MATERIAL PROVIDED:
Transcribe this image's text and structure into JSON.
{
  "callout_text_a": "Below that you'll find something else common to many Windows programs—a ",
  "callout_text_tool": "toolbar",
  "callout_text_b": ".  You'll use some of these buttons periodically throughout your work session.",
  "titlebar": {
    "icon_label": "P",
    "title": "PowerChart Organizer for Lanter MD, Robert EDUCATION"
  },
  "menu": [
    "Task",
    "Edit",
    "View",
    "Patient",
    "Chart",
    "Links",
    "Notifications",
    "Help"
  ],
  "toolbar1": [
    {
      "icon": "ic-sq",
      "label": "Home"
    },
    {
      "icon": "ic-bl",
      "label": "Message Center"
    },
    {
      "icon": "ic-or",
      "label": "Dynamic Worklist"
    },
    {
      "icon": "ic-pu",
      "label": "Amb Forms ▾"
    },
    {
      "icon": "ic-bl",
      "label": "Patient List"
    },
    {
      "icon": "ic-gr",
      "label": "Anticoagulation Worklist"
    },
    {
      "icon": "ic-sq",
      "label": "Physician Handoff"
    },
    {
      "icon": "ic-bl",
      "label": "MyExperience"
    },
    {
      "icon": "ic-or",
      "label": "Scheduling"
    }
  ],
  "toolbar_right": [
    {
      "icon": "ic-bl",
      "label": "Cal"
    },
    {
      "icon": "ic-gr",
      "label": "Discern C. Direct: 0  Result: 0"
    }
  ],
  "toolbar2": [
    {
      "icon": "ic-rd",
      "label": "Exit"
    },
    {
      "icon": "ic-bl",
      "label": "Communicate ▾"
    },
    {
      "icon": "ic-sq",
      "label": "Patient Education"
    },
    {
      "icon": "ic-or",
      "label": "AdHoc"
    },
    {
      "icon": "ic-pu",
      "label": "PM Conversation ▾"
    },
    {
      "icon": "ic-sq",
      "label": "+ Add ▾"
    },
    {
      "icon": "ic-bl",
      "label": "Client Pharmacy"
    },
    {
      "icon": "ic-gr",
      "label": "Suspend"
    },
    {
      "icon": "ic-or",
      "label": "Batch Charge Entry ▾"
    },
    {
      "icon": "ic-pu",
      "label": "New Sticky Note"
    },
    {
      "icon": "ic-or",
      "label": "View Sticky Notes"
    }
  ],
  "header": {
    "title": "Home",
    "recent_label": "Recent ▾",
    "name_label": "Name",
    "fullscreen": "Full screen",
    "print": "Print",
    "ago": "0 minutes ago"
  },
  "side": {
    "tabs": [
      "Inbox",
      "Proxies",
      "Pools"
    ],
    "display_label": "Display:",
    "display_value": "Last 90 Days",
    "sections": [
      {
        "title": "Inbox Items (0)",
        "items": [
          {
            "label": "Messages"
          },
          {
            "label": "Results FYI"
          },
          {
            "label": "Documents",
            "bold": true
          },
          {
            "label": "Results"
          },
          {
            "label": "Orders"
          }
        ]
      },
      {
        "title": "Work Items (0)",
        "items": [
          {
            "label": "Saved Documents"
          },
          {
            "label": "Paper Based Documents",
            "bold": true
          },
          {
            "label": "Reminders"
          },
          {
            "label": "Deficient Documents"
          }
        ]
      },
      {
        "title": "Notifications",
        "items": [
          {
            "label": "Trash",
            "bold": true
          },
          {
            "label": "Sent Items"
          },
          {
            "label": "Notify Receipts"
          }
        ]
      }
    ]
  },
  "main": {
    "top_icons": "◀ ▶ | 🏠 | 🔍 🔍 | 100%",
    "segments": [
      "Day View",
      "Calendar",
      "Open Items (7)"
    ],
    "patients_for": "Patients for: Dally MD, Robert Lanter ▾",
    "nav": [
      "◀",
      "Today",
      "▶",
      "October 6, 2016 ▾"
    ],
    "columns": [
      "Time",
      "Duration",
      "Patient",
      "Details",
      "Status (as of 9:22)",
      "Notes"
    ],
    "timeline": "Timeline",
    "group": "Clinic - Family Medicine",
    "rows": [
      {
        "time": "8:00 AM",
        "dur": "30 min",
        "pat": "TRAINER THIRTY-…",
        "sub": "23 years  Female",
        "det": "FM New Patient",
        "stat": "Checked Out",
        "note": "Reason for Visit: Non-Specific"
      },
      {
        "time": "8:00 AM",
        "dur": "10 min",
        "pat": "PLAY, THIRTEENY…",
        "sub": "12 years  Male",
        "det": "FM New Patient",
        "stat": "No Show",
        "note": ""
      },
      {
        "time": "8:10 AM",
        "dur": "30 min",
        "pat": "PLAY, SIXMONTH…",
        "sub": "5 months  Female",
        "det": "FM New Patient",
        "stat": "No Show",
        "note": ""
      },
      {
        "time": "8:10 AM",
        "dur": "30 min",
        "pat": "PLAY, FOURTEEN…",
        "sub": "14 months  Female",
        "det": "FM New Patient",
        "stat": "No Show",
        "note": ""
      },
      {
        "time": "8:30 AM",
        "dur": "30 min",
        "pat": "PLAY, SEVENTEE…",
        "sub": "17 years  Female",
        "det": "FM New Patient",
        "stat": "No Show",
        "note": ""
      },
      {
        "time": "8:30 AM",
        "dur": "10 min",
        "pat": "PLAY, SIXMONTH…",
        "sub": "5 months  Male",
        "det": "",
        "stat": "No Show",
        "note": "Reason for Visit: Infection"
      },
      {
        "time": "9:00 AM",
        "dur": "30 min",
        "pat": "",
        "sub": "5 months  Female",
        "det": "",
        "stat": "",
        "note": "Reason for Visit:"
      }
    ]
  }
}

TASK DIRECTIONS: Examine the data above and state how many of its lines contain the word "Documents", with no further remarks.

ANSWER TO THIS TASK: 4